One of Yuba County's more well-used buildings met its end Thursday, but there weren't many, if any, mourners.
The county annex on 14th Street in Marysville, which in various incarnations served as a county hospital, administrative offices and senior center, began being demolished in a chorus of crunching and clanking from a crane going to work.
County Administrative Services Director Doug McCoy said with 60-plus years of service, the building was at the end of its useful life. Since the senior center moved out two years ago, he said, the county has spent thousands doing abatement for asbestos and would need to spend far more to bring the building up to codes.
"It's got to the point where it needed an awful lot of care," he said, adding major retrofits would be necessary just for compliance with the Americans with Disabilities Act.

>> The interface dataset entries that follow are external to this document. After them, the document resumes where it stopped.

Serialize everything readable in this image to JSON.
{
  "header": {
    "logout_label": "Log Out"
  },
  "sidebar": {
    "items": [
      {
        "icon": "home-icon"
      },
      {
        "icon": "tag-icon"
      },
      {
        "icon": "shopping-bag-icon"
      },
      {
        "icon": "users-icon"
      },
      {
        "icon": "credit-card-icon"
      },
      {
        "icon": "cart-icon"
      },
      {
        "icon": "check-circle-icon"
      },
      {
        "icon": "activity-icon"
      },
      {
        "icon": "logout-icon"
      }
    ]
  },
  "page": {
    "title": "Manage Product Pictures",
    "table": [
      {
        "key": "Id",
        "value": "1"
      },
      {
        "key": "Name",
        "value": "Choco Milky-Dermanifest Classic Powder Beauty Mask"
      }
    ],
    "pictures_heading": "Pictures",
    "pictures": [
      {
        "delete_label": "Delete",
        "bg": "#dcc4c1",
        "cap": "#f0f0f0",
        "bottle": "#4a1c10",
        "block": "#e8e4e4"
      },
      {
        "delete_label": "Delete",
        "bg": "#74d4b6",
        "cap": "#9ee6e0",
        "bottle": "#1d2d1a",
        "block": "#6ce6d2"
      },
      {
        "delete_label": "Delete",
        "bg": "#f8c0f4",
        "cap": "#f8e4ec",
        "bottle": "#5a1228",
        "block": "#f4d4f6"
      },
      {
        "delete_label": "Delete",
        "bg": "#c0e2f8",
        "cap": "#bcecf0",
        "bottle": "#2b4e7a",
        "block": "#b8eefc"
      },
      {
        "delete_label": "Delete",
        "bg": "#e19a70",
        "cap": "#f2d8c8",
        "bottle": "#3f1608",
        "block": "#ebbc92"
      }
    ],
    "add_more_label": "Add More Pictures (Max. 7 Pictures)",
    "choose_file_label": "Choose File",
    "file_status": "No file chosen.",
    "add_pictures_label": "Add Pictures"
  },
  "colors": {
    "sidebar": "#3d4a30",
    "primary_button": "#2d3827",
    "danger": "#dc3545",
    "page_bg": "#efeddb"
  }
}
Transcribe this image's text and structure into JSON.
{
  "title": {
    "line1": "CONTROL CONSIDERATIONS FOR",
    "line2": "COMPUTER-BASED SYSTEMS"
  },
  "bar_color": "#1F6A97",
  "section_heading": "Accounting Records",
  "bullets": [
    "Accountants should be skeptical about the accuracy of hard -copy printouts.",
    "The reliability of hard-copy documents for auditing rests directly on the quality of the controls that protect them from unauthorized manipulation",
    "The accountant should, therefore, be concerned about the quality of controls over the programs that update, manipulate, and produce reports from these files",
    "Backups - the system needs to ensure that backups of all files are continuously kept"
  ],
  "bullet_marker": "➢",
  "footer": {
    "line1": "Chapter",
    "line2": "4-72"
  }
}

When GW Demolition finishes tearing down the annex in the next few days under a $120,000 contract, the next question will be what becomes of the six acres where the annex stood.
For now, the question will remain unanswered. Yuba County, which owns the land, has no immediate needs for something to be built there, although some agencies have expressed interest, McCoy said.
Among them is the Twin Cities Rescue Mission, which operates a not-for-profit service for the homeless nearby. "But the county's not in a position to donate land," McCoy said.
Because the property, across from county juvenile hall and county schools' main office, is surrounded by levees and a low train trestle, it isn't ideal for everything, he said.
The county hasn't had the land appraised, McCoy added.
Marysville's official historian, Henry Delamere, said he recalled the lot being a cattle corral before a building was established there after World War II.
"When I was a boy, we used to play back there," he said. The building served as the county's hospital for decades, McCoy said, including surgeries on site. After being shuttered as a hospital, the building was used for county offices until 2004, when the Yuba County Government Center opened.
Even with a long history as a public building, though, Delamere said he can understand the demolition.
"I remember going through it after the county moved out," he said. "I can imagine it was the type of building that was hard to do much with."
CONTACT Ben van der Meer at firstname.lastname@example.org or 749-4786. Find him on Facebook at /ADbvandermeer or on Twitter at @ADbvandermeer.